Many people here in Poland send their postcards by Deutsche Post, i.e. at half the Polish postage. And during the pandemic, I kept in touch with pen-friends around the world having my mail forwarded by someone who could send there when Poczta Polska wouldn’t… It’s just normal :slight_smile:


I’d draw addresses when in NL and with a NL-ID, put German stamps on the card and explain that I live at the border.

From time to time I send cards showung Vaals or Maastricht (both in NL), but with a DE-ID and with German stamps. Then I write that the places are close to me although being abroad and that I have been there lately (which is true, for they are really close and I go there quite often) and the recipients usually like that. Living straight at the border is a thing that most people do not know, so we are special… :wink:


I once drew a profile of a user who officially was a member in Germany, sent postcards from there, but her address was in the Netherlands. She lived in a border town and the closest post office was in Germany. I think the postcrossing team was involved to get this done, because usually the country of residence (in the address) has to match the country selected for your profile.

But again, for people in border towns - I think it’s a perfectly fine explanation why ID and stamps don’t match.


@Ludek Thanks for your input, I didn’t know this about Poland, but I think your right and your examples are also really good! And I didn’t know Polish postage was that expensive, I wouldn’t be dissapointed if I received a German stamp with Polish ID.

@RalfH Thanks again friend! It’s funny to know you sent cards of Maastricht or Vaals. Those are places I know quite well. However I guess I would maybe sent a postcard of most Western point of Germany in ïsenbruch but I don’t know if those cards even exist. However I can understand why you sent these cards, and I agree with you, that it is interesting as it showcases the life on the border.

@sannah82 That’s really interesting thanks for letting me know! And also thanks for your understanding. :slight_smile:
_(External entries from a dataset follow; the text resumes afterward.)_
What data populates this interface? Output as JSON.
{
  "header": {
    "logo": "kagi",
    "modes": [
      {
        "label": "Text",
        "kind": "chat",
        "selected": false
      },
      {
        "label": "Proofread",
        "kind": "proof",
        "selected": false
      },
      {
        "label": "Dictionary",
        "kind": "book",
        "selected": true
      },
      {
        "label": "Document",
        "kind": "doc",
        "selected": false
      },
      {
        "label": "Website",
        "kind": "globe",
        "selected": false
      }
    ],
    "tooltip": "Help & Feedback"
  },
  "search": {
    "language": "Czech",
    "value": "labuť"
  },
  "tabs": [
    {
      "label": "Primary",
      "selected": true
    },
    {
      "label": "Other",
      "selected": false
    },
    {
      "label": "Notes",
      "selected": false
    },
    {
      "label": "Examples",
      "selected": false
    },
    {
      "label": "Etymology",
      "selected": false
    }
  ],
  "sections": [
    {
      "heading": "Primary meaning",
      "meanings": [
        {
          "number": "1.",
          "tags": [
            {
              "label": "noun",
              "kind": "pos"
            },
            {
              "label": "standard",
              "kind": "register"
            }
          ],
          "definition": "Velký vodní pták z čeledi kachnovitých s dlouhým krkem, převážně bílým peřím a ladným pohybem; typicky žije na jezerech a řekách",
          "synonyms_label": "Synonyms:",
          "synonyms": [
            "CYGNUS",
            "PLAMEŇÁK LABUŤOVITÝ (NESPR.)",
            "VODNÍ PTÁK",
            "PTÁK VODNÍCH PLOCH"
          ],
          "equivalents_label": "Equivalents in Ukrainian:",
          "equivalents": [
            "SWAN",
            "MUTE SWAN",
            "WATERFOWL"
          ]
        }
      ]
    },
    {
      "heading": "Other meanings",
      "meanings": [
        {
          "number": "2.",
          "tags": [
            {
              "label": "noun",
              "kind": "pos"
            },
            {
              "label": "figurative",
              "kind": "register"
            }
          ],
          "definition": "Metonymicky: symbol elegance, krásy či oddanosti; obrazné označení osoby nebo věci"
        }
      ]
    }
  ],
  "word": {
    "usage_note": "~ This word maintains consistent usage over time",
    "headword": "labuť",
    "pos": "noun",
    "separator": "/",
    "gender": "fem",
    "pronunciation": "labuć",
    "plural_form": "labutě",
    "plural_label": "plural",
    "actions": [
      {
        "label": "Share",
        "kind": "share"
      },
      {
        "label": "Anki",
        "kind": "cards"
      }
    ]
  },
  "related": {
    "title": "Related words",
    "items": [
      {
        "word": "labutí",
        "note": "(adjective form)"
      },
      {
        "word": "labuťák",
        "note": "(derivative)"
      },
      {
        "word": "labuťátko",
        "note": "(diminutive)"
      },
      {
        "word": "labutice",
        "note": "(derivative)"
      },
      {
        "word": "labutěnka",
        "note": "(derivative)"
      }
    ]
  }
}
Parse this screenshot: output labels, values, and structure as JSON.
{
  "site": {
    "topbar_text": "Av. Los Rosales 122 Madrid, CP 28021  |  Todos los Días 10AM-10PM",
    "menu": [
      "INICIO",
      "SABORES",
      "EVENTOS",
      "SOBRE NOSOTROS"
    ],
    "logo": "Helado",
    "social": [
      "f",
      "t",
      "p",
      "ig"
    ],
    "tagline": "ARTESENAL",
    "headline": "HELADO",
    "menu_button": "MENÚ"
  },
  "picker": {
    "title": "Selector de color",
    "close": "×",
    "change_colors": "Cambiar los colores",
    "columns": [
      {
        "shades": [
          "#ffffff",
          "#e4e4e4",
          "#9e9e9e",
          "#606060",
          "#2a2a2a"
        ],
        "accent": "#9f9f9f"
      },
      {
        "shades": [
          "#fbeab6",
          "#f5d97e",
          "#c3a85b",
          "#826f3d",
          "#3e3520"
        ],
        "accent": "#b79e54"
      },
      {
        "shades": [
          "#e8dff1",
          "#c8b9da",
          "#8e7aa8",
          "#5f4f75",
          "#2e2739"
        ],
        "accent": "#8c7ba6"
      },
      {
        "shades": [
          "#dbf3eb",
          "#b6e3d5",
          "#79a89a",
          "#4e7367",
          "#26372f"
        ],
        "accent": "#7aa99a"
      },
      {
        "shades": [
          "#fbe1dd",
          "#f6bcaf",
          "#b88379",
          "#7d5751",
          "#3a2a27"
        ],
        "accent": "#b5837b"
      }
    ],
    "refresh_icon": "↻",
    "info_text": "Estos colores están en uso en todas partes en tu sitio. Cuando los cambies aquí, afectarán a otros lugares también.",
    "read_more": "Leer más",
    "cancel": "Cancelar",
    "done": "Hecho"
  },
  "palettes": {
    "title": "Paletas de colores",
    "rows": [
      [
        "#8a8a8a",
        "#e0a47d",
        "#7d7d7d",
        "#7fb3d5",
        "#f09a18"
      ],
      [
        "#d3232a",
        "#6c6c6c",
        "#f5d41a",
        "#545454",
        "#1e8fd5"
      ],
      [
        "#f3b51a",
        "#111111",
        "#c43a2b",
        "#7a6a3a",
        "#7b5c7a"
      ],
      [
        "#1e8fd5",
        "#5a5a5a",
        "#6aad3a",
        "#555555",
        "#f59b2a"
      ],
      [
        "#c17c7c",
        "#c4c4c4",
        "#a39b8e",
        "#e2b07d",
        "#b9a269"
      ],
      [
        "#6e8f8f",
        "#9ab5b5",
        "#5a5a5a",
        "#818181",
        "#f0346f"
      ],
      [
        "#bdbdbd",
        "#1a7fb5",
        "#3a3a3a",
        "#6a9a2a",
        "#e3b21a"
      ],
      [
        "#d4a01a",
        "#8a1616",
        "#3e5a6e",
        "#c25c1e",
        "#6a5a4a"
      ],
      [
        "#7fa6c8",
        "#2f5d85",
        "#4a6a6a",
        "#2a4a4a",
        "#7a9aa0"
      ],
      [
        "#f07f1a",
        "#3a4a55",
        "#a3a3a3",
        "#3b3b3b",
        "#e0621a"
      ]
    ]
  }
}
My situation is very much alike and yet the opposite of yours. I live in Belgium, a 15’-ride away from Sas-van-Gent. I send a lot of cards to your fellow countrymen (mainly -women though) via round robins, tags and games from the Dutch speaking community. I pay less than half the price for postage if I post the cards in the Netherlands. Your international rates are also cheaper, but I only do that when I want to send square cards or cards higher than 12.5 cm. Both cost triple the normal postage in Belgium whereas there’s no difference in the Netherlands. The recipients don’t mind at all.
If I were to live close to the German border, I would definitely do the same as you do.